“Based on what we have seen in the last two years, we know that ordinarily it is not true whenever Putin says that his armed forces will or won’t do something. The forces are leaving behind a lot more than they had before the intervention.”

Not only has the Tartus facility been reinforced to the status of a base but Russia now has an airbase in Syria

“The intervention has allowed Russia to qualitatively expand its footprint in Syria, by upgrading the Tartus naval facility and building the Khmeimim airbase in Latakia, which will continue to house the S-400 air defense system and some form of air strike capability and around 1,000 military personnel,” McDowell adds.

Putin Leaves Believing His Intervention Has Been Vindicated

Russia shifted its focus to Syria in September 2015, just as Ukraine was enjoying a period of relative peace—its first since pro-Russian violence erupted there in 2014. During the first weeks of Russia’s campaign in Syria, Ukraine’s ceasefire saw several days without violations. Russia’s turn away from Syria could spell more trouble for its pro-Western neighbors, including Ukraine, the Baltics and Georgia.

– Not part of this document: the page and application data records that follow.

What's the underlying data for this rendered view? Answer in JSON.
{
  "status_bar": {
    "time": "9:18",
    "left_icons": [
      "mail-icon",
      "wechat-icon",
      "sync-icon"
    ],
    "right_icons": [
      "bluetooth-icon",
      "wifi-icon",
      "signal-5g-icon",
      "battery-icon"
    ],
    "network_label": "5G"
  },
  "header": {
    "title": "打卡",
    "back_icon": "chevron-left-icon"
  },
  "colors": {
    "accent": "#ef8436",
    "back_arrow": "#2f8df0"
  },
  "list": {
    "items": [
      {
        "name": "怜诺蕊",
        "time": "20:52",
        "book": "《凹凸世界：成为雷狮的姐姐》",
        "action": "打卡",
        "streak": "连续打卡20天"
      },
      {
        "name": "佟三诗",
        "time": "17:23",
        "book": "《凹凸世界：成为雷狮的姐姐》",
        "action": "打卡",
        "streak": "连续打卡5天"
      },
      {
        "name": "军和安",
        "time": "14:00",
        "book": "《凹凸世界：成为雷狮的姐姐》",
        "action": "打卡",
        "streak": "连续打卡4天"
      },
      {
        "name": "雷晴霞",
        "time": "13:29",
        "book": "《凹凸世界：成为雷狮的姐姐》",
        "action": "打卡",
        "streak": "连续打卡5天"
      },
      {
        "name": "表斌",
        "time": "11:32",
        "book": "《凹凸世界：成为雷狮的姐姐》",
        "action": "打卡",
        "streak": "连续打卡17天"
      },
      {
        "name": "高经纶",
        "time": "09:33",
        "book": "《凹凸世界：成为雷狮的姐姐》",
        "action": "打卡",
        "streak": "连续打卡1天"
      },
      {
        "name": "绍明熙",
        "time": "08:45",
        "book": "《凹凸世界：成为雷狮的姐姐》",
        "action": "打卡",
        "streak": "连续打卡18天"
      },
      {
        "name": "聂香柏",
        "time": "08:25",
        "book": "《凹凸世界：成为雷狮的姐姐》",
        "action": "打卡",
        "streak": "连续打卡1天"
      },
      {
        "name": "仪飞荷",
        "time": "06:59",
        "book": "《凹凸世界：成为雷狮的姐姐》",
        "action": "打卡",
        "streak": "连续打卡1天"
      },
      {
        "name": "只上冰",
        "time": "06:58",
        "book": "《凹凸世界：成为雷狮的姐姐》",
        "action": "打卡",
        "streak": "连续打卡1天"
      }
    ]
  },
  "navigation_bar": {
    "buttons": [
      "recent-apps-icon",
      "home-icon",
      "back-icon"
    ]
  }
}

“The Syrian campaign sets a dangerous precedent for Russia, namely that assertive military intervention is an effective tactic for them to use,” Giles says. “That is very bad news, especially for their European neighbors. Russia has been encouraged by the Syrian campaign that military intervention solves problems, that it will get international support, not international condemnation.”

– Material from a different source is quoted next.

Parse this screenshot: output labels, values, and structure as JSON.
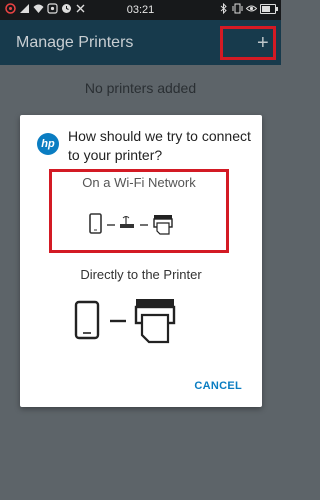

Indeed, political deadlock in Kiev means that the timing for Russia to amp up support for separatists in eastern Ukraine is the best it has been for months.

“If Russia does intend to refocus back towards Ukraine, the move comes at a moment of maximum vulnerability for Kiev,” McDowell says. “The Ukrainian government is in turmoil, with a change of prime minister and cabinet reshuffle imminent, while skirmishing along the Donbass line of contact has intensified in recent weeks.”